With just a week to go before Banks Holding Limited (BHL) shareholders decide whether to sell or keep their stake in the island’s largest beverage manufacturer, a leading economist suggests the company’s directors should have provided more guidance to help shareholders make an informed decision.
While acknowledging that the ball was solely in the court of shareholders, economist and Dean of the Faculty of Social Science at the University of the West Indies, Cave Hill Campus, Dr Justin Robinson told Barbados TODAY that while the directors did provide some assistance, there was room for more helpful information.

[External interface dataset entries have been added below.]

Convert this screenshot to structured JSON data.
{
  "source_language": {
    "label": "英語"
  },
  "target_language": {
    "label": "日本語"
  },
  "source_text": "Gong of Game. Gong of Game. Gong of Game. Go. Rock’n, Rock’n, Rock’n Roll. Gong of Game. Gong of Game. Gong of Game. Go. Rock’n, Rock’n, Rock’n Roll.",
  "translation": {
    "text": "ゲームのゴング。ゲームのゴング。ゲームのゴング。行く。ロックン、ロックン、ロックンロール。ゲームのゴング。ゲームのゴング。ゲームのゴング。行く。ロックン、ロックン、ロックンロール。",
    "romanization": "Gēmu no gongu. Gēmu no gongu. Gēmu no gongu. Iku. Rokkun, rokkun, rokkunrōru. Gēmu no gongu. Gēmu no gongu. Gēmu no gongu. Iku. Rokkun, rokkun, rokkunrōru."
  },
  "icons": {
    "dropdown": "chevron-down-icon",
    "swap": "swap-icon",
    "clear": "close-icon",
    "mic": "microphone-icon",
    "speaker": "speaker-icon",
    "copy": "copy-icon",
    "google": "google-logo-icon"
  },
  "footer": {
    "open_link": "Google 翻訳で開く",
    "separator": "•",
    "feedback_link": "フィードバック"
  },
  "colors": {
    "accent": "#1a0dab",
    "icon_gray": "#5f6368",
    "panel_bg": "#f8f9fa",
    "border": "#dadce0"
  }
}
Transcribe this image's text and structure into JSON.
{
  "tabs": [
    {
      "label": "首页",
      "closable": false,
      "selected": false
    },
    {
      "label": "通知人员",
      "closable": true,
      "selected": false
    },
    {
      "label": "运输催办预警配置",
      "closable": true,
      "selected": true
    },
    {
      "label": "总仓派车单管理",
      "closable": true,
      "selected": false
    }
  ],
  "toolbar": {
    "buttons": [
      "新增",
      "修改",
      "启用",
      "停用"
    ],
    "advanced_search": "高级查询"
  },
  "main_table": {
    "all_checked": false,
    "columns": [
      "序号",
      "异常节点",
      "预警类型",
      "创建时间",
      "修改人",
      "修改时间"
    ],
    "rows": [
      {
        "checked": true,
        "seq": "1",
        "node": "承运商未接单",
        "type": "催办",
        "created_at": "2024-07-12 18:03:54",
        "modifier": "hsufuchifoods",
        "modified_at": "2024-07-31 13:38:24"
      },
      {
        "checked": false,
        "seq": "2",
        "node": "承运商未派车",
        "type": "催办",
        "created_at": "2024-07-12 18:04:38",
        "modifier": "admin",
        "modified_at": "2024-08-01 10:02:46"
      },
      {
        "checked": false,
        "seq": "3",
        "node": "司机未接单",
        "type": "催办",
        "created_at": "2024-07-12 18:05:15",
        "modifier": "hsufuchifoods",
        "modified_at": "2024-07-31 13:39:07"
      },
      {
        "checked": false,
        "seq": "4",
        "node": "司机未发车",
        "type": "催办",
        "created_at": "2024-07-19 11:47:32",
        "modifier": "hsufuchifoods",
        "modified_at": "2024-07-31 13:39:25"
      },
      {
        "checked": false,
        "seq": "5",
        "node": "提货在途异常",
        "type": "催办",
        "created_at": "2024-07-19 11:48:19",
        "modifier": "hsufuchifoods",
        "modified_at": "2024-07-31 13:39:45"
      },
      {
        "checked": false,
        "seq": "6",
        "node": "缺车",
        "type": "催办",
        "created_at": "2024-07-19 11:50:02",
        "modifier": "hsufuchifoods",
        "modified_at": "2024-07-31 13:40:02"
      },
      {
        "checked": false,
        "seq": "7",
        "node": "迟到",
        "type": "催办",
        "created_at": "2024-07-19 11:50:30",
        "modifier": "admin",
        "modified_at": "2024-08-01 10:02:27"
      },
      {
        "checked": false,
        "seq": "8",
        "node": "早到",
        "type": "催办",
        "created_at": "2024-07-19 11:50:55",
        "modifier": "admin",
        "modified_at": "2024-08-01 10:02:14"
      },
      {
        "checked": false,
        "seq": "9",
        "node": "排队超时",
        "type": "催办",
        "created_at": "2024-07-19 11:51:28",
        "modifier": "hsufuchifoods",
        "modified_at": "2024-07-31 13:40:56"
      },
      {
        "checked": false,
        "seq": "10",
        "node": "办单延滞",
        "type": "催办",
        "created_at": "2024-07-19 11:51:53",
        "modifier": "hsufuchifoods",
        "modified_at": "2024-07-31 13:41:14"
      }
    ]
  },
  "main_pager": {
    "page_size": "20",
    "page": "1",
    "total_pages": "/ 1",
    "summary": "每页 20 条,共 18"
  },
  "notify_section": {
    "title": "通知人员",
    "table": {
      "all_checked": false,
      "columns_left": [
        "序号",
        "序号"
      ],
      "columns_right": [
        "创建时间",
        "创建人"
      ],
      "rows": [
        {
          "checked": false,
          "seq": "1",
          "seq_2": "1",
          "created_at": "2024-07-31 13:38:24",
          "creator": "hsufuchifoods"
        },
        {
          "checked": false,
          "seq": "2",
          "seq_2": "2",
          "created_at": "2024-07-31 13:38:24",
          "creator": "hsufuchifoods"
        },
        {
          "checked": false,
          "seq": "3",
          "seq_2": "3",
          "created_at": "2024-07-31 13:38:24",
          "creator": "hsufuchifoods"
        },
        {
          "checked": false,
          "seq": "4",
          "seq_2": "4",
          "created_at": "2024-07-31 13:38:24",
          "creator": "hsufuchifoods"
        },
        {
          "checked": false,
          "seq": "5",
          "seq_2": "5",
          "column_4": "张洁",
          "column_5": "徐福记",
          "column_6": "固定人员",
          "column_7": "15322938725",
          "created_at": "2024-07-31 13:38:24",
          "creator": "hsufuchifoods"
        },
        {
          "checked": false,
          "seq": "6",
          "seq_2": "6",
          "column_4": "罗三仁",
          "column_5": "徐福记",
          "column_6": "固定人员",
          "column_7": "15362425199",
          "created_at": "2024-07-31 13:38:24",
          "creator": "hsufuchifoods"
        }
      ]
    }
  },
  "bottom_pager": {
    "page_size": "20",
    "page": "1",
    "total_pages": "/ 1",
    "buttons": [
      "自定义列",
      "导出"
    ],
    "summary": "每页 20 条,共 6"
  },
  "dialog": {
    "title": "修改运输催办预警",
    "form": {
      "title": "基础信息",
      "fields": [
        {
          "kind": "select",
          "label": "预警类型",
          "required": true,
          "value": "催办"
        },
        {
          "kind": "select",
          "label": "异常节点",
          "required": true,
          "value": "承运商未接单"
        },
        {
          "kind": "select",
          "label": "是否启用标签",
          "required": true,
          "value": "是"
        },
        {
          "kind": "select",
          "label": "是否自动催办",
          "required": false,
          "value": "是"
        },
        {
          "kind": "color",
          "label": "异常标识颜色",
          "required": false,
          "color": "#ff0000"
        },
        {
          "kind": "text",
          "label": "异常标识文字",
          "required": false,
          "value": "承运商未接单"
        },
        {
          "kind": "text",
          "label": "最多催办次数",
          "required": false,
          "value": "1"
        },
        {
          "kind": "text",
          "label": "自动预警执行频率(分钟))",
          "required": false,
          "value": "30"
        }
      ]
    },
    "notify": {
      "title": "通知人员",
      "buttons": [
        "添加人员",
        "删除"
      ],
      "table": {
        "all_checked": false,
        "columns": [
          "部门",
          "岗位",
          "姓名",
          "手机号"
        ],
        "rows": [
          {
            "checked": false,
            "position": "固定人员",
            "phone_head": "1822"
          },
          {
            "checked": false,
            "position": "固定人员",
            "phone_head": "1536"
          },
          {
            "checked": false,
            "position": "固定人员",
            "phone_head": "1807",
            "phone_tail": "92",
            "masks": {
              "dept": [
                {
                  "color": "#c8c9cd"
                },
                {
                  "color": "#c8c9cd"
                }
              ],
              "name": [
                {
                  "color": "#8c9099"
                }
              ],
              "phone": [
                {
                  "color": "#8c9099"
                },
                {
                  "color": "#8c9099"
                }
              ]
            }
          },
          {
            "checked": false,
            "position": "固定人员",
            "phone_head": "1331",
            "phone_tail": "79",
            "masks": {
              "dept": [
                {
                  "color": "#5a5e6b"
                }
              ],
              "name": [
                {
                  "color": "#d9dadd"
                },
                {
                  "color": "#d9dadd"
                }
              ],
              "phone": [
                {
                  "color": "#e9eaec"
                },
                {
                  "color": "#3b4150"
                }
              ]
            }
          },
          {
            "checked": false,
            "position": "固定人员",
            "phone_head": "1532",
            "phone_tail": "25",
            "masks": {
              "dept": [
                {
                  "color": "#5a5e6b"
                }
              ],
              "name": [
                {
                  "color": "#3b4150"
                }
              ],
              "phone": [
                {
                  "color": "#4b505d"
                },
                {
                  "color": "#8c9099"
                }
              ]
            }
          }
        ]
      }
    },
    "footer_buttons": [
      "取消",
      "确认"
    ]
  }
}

“The shareholders do have the benefit of the valuation that was done by KPMG so the directors have exercised part of their duty of care to the shareholders by having the valuation done and providing that information. But I think it would have been helpful to perhaps provide them with some further guidance, but it is essentially an individual decision.”
Back in September, SLU Beverages Limited, which is owned by Companhia de Bedidas Das Americas (AMBEV), offered to purchase all BHL shares after it bought those of the second largest shareholder, Massy Holdings, in a block trade on the Barbados Stock Exchange.
SLU has offered to pay $4.00 per share for its 13.1 million shares in the BHL that owns Bank Breweries, Pine Hill Dairy, Barbados Bottling Co. Ltd and Banks Distribution Limited.
With the takeover bid looming, the BHL Board issued a directive to shareholders not to make any decision on giving up their shares until a valuation was conducted.
However, in a new twist at the weekend, the BHL directors instructed shareholders that they would not “make a recommendation to accept or to reject the offer”.
They explained that “shareholders’ circumstances are not all the same and each shareholder should consider the information provided in this document as well as the professional advice of their own advisors”.
According to the directors, a valuation by the company’s financial advisor, KPMG, had concluded that the offer price was “fair” from a financial perspective, though it pointed out that market value of that share was $5.20 – $1.20 above the SLU offer.
Robinson contends that shareholders must now ask themselves three fundamental questions.
“Why do I own these shares? Am I interested in liquidating them for cash now? If I get this cash what would I do with the cash?
“I think people need to make those kinds of decisions whether or not they are actually interested in selling their shares or if they want to hold onto them as an investment and if they want to sell are they prepared to take the $4.00 per share or wait for a better offer which appear to be closer to what is the professional value of $5.20, and you have the book value of $4.81.”
Staying clear of advising shareholders, Robinson noted that a shareholder’s cash flow position was likely to be a major determining factor.
“If you have an urgent need for cash or you want to cash out these shares then the $4.00 offer is a better offer than anything else around. Whether you hold on or not, you will have to make a judgment call on whether you believe a better offer is going to come as a result of this takeover bid.
In contrast, he suggested that an investor reluctant to part with shares had the option of converting their BHL shares to AMBEV shares.
“If I were a long term investor that would be the option that would be most appealing to me. If I really wasn’t interested in converting this investment into cash I would be quite interested in the possibility of converting my BHL shares into AMBEV shares if AMBEV was the only offer on the table, because then I would get some diversification, I would retain my interest in BHL but at the same time have my interest in a much bigger entity.”
The SLU offer expires on October 26 at 3 p.m.
Robinson reiterated his concerns about the discrepancy between the market value of BHL on the Barbados Stock Exchange [$2.49], which was lower than then the book value of the company’s shares [$4.81].
He warned the issue needed to be examined since it created the potential for takeovers to occur at relatively low prices.
“If someone wants to buy a company where does the conversation about price start? I think the logical place to start is the market value that is where a potential buyer would start. In my opinion if that price is so deflated then I think the bidding starts very low and that is where that disadvantages local investors.
“This has been around for while, we saw it with Light and Power [BL&P], if you go further back when Banks took over Pine Hill Diary, there was quite a protracted bidding war and the prices went up. Then we had Barbados Shipping and Trading, Sagicor, Life of Barbados, so we’ve seen this issue repeatedly.”